WORK ITEM: The word "Rotation" marks the lines to keep; find each one in the data and copy it.

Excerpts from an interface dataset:
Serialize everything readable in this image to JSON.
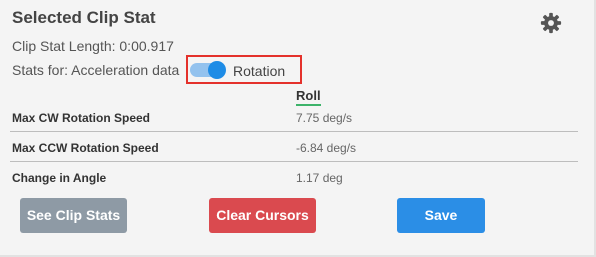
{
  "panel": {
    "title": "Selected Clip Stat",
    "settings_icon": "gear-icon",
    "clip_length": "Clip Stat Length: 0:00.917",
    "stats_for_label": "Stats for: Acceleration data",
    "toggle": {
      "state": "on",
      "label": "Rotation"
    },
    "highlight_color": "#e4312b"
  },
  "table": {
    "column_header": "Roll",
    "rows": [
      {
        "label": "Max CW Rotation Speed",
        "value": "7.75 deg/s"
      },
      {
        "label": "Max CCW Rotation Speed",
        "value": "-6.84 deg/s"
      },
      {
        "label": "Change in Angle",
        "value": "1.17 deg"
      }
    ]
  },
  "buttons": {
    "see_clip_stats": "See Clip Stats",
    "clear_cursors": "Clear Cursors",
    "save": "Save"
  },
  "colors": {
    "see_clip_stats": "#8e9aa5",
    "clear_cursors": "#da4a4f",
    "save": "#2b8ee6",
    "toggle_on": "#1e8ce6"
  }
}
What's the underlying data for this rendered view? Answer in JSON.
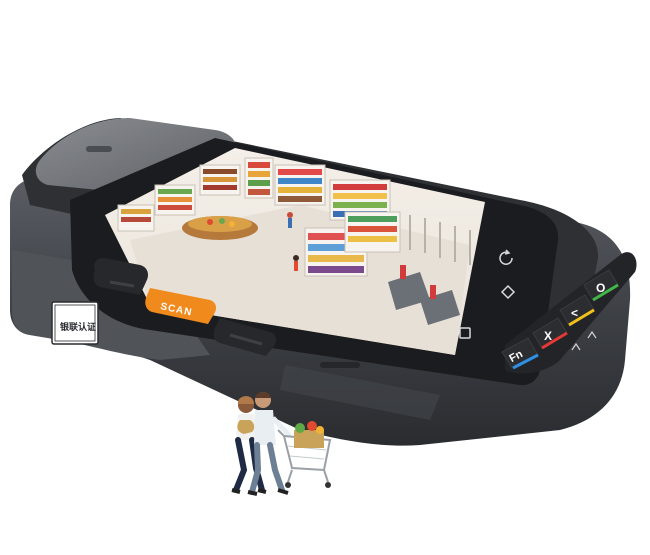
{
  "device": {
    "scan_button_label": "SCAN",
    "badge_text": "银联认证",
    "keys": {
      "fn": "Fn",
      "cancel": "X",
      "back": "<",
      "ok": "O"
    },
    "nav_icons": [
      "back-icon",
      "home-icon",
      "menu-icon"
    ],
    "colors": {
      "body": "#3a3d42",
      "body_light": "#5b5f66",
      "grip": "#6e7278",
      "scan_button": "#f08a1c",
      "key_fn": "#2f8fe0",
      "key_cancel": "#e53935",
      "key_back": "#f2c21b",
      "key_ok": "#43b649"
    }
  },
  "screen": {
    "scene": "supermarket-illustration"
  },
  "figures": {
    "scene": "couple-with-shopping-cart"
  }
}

RESULT:
      "label": "Rotation"
        "label": "Max CW Rotation Speed",
        "label": "Max CCW Rotation Speed",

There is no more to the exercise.